In the method for the siding system, at step 401, at least one column 100 is attached to the wall, typically at a corner formed by adjacent wall sections. Preferably, the column 100 is nailed to studs 301 through the lateral supports 117, 119. Alternatively, the column 100 can be attached with screws and other types of fasteners, or even adhesive. Two or more columns 100 can be used in combination next to each other vertically or horizontally, as needed. The joints between adjacent columns 100 can be caulked or grouted, as deemed appropriate.

At step 403, planks 200 adjacent to the column 100 are cut to a desired length so that the planks butt up against the column when attached to the wall. At step 405, a plurality of planks 200 are attached to the wall. Adjacent planks 200 interlocked through the engagement of complimentary lower splines 215 to upper splines 217 on adjacent planks 200. The planks 200 are secured to the wall by preferably driving nails 305 through the plank near the upper spline 217. The planks 200 adjacent to the column 100 can help hid the nails used to attach the column 100 to the wall. Grout can be applied between adjacent planks as appropriate. In addition, joints between columns 100 and plank 200 can be caulked and/or grouted so as to form a water-resistant siding system.

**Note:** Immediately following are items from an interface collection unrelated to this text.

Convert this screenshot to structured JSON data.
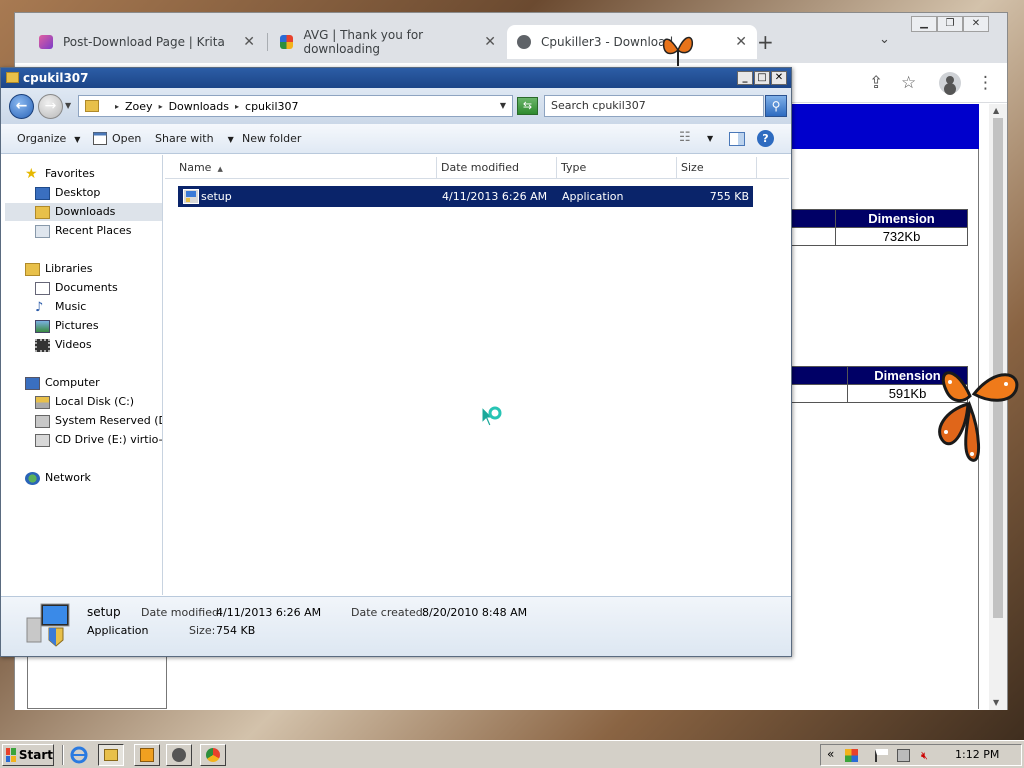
{
  "browser": {
    "tabs": [
      {
        "title": "Post-Download Page | Krita",
        "active": false
      },
      {
        "title": "AVG | Thank you for downloading",
        "active": false
      },
      {
        "title": "Cpukiller3 - Download",
        "active": true
      }
    ],
    "new_tab_symbol": "+",
    "close_symbol": "✕",
    "tables": [
      {
        "header": "Dimension",
        "value": "732Kb"
      },
      {
        "header": "Dimension",
        "value": "591Kb"
      }
    ],
    "window_controls": [
      "▁",
      "❐",
      "✕"
    ],
    "colors": {
      "banner": "#0000cc",
      "table_header": "#000066"
    }
  },
  "explorer": {
    "title": "cpukil307",
    "address": {
      "crumbs": [
        "Zoey",
        "Downloads",
        "cpukil307"
      ]
    },
    "search": {
      "placeholder": "Search cpukil307"
    },
    "commands": {
      "organize": "Organize",
      "open": "Open",
      "share_with": "Share with",
      "new_folder": "New folder"
    },
    "nav": {
      "favorites": "Favorites",
      "desktop": "Desktop",
      "downloads": "Downloads",
      "recent_places": "Recent Places",
      "libraries": "Libraries",
      "documents": "Documents",
      "music": "Music",
      "pictures": "Pictures",
      "videos": "Videos",
      "computer": "Computer",
      "local_disk": "Local Disk (C:)",
      "system_reserved": "System Reserved (D:)",
      "cd_drive": "CD Drive (E:) virtio-win",
      "network": "Network"
    },
    "columns": {
      "name": "Name",
      "date_modified": "Date modified",
      "type": "Type",
      "size": "Size"
    },
    "files": [
      {
        "name": "setup",
        "date_modified": "4/11/2013 6:26 AM",
        "type": "Application",
        "size": "755 KB",
        "selected": true
      }
    ],
    "details": {
      "name": "setup",
      "kind": "Application",
      "date_modified_label": "Date modified:",
      "date_modified": "4/11/2013 6:26 AM",
      "size_label": "Size:",
      "size": "754 KB",
      "date_created_label": "Date created:",
      "date_created": "8/20/2010 8:48 AM"
    }
  },
  "taskbar": {
    "start_label": "Start",
    "clock": "1:12 PM",
    "tray_expand": "«"
  }
}
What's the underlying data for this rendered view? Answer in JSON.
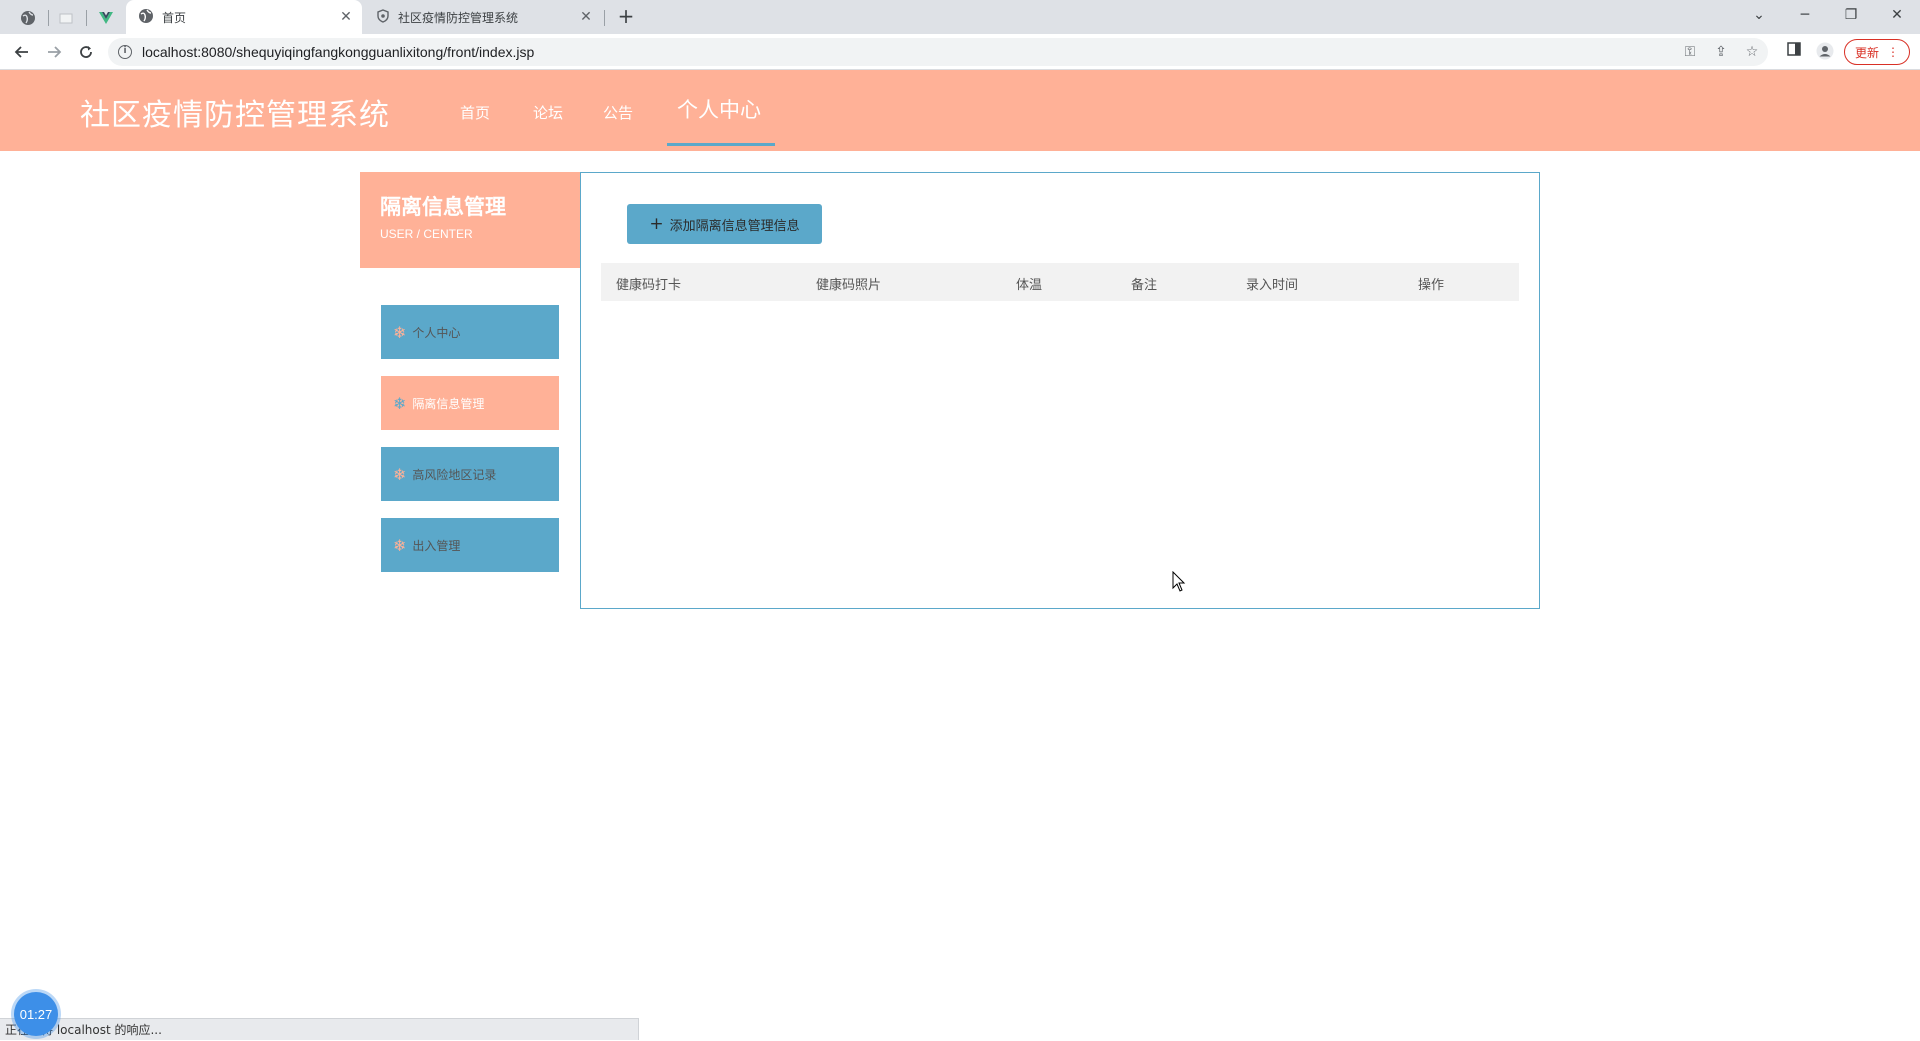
{
  "browser": {
    "tabs": [
      {
        "title": "首页",
        "active": true
      },
      {
        "title": "社区疫情防控管理系统",
        "active": false
      }
    ],
    "url": "localhost:8080/shequyiqingfangkongguanlixitong/front/index.jsp",
    "update_label": "更新",
    "status_text": "正在等待 localhost 的响应..."
  },
  "header": {
    "title": "社区疫情防控管理系统",
    "nav": [
      {
        "label": "首页"
      },
      {
        "label": "论坛"
      },
      {
        "label": "公告"
      },
      {
        "label": "个人中心",
        "active": true
      }
    ]
  },
  "sidebar": {
    "title": "隔离信息管理",
    "subtitle": "USER / CENTER",
    "items": [
      {
        "label": "个人中心",
        "active": false
      },
      {
        "label": "隔离信息管理",
        "active": true
      },
      {
        "label": "高风险地区记录",
        "active": false
      },
      {
        "label": "出入管理",
        "active": false
      }
    ]
  },
  "main": {
    "add_button_label": "添加隔离信息管理信息",
    "table_headers": [
      "健康码打卡",
      "健康码照片",
      "体温",
      "备注",
      "录入时间",
      "操作"
    ]
  },
  "timer": "01:27",
  "colors": {
    "accent_peach": "#ffb197",
    "accent_blue": "#5ba8ca",
    "update_red": "#d93025"
  }
}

The columns 100 are formed by a number of manufacturing steps. A commercially available rigid polystyrene foam block is machined by a hot wire to yield a plurality of generally cylindrical cores 101 having a curved surface 103, a first flat surface 105, and a second flat surface 107. Grooves 113, 115 are formed by machining of the core along lateral edges 109, 111. Lateral supports 117, 119 are bonded along grooves 113, 115, respectively. The later supports are formed such that the outer surfaces of the lateral supports and the curved surface of the core form a continuous surface. A decorative skin 121 is laminated to the continuous surface by a vacuum table diaphragm press having a rubber diaphragm that conforms to the curved shape of the column. The decorative skin can be hardboard having one side embossed with a hewn log or other esthetic appearance. Alternatively, the decorative skin can be a veneer laminated to plain hardboard without embossing. The veneer, a decorative outer layer, is laminated to plain hardboard that is laminated to the core. The veneer is laminated to the plain hardboard by a vacuum table diaphragm press have a rubber diaphragm that conforms to the curved shape of the column. The outer surface of the decorative skin can then be painted or stained as appropriate.

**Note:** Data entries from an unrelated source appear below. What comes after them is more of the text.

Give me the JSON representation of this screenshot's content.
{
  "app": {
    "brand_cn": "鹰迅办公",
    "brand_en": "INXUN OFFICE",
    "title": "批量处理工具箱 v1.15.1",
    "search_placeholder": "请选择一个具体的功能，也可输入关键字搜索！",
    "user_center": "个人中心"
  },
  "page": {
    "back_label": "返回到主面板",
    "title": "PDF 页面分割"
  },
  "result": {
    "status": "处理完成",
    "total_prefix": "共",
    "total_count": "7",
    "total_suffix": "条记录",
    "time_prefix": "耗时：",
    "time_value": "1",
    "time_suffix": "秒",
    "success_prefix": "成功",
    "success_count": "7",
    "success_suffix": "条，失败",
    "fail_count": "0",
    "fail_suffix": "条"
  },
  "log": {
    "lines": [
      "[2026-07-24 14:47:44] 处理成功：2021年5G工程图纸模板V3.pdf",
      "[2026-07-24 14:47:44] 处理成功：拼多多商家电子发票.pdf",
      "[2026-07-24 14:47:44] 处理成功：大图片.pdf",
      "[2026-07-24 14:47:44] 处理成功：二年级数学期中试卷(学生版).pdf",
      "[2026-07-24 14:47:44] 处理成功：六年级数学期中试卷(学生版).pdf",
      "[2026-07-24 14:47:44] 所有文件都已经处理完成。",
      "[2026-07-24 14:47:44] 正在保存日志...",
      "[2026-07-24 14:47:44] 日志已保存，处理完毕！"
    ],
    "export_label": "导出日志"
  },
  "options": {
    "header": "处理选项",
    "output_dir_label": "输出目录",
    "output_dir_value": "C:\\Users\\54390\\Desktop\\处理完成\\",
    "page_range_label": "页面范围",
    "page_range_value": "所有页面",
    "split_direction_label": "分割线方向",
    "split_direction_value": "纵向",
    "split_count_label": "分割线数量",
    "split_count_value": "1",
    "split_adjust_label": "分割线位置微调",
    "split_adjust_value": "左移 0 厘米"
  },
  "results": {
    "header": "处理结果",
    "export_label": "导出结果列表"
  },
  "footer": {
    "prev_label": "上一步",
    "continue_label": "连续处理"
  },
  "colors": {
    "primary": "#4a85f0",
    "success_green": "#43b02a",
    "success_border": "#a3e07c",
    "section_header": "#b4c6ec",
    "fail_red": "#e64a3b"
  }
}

An advantage of the present invention is a siding system that simulates wood log construction that is made up of columns and planks that lightweight and insulating. The light weight of the siding system components simplifies installation saving both time and cost. The columns and planks are easy to handle and can be nailed directly to the wall, and preferably to the studs, without the needs for special support members, channels, or fasteners. Alternatively, the lightweight column can also be attached to the wall with adhesive and caulk. The siding system is insulating and can eliminate the need for the installation of a separate layer of insulation. The siding is esthetically pleasing because nails and fasteners used to install the planks and columns can be hidden. The overlapping design of adjacent planks forms a water resistant siding system. The materials used to form the siding system components are insect resistant, and can be treated to increase fire resistant. The siding system, except for the possible use of a wood veneer, is made from synthetic materials that minimize the environmental impact on forests.

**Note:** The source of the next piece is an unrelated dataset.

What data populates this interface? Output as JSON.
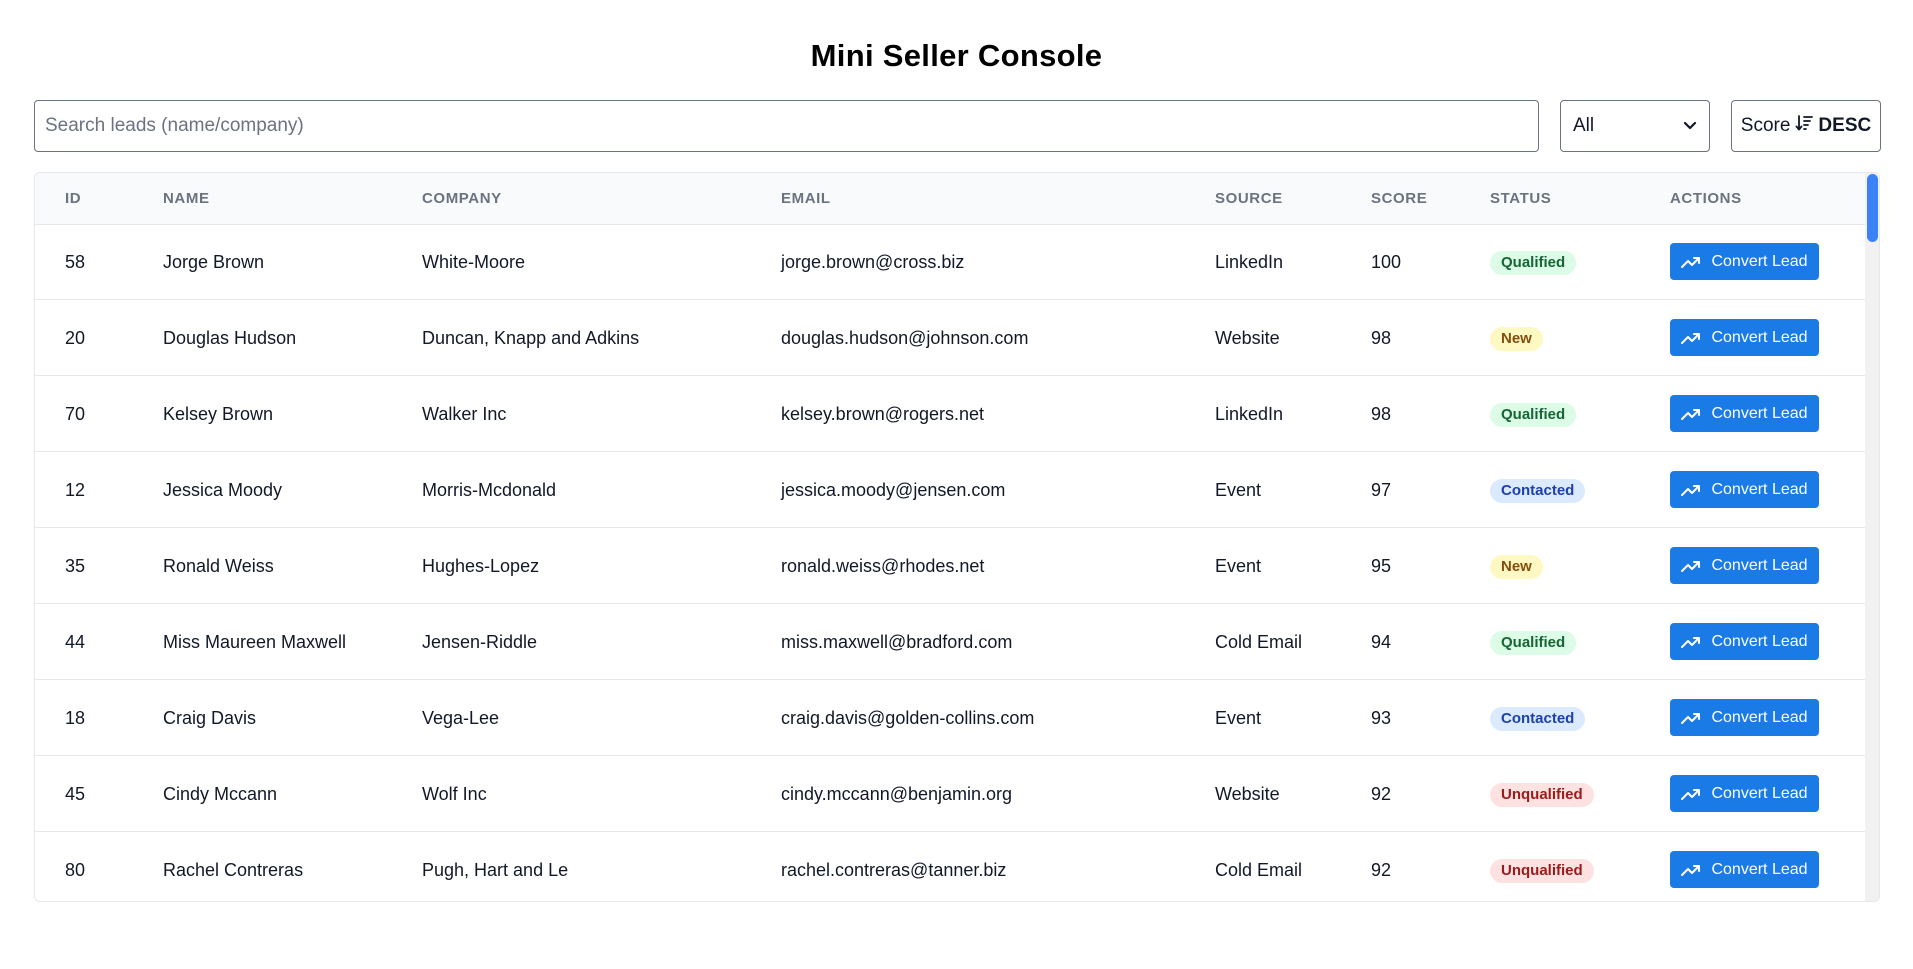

The present invention may be embodied in other specific forms without departing from its spirit or essential characteristics. The described embodiments are to be considered in all respects only as illustrative and not restrictive. The scope of the invention is, therefore, indicated by the appended claims rather than by the foregoing description. All changes that come within the meaning and range of equivalency of the claims are to be embraced within their scope.